── Dataset ──

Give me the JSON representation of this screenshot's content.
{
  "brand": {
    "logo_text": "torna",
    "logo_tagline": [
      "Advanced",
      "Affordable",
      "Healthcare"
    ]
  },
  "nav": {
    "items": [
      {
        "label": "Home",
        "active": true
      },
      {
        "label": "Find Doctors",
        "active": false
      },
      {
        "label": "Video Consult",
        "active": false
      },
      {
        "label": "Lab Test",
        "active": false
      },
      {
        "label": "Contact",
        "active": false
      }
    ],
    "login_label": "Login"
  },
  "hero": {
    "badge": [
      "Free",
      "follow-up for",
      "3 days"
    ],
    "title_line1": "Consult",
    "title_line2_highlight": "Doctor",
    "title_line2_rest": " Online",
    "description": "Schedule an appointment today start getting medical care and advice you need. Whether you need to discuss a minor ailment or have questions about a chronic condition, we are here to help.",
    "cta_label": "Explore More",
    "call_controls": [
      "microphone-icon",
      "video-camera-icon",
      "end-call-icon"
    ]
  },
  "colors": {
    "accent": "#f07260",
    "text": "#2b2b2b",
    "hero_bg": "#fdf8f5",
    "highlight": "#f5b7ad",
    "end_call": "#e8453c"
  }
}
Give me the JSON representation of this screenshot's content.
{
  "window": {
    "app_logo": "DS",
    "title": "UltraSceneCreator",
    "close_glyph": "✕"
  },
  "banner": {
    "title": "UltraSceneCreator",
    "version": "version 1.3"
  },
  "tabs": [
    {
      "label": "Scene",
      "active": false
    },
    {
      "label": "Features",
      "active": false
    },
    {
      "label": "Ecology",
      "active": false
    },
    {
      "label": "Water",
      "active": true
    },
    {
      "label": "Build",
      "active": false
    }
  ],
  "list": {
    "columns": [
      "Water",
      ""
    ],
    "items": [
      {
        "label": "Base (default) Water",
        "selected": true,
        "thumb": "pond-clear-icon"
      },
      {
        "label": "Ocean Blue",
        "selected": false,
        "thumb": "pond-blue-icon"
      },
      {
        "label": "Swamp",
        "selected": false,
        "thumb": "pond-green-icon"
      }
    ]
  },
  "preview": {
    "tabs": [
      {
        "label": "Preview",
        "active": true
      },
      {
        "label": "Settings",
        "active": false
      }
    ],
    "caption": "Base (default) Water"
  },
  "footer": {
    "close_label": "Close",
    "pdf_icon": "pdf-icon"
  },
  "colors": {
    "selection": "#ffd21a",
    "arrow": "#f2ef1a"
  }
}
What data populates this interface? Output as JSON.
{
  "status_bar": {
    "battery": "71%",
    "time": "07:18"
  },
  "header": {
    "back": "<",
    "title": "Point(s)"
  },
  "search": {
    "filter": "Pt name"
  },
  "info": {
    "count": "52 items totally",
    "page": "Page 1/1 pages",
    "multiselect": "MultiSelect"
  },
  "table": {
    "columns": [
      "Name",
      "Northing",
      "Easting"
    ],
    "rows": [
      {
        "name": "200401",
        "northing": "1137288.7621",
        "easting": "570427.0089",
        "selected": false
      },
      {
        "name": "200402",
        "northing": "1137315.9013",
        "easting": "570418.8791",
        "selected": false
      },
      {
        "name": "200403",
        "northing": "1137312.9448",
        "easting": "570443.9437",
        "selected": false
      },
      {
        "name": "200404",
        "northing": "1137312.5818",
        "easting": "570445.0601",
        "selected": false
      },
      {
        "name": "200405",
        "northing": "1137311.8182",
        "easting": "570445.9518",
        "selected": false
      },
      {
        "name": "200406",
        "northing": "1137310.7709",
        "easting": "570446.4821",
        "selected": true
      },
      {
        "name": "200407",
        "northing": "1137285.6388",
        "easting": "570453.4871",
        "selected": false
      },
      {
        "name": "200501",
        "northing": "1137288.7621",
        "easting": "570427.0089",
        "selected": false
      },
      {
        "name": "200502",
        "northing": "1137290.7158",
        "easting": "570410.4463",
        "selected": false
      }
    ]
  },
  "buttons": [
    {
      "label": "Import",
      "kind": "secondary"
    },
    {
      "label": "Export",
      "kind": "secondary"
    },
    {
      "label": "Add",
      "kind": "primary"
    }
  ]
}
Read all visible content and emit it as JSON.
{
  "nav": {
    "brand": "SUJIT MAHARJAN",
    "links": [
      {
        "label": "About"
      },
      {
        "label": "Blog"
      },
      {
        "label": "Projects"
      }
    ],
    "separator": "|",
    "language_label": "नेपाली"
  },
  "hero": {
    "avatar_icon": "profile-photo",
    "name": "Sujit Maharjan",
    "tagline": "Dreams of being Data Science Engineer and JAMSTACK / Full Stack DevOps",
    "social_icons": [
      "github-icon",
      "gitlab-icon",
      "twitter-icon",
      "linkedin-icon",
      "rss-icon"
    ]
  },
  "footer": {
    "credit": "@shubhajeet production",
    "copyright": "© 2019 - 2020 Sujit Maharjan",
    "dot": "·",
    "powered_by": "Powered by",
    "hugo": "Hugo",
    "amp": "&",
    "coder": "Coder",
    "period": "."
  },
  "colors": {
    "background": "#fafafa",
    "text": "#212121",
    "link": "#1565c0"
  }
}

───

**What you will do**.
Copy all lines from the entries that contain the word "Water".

**Solution**.
      "label": "Water",
      "Water",
        "label": "Base (default) Water",
    "caption": "Base (default) Water"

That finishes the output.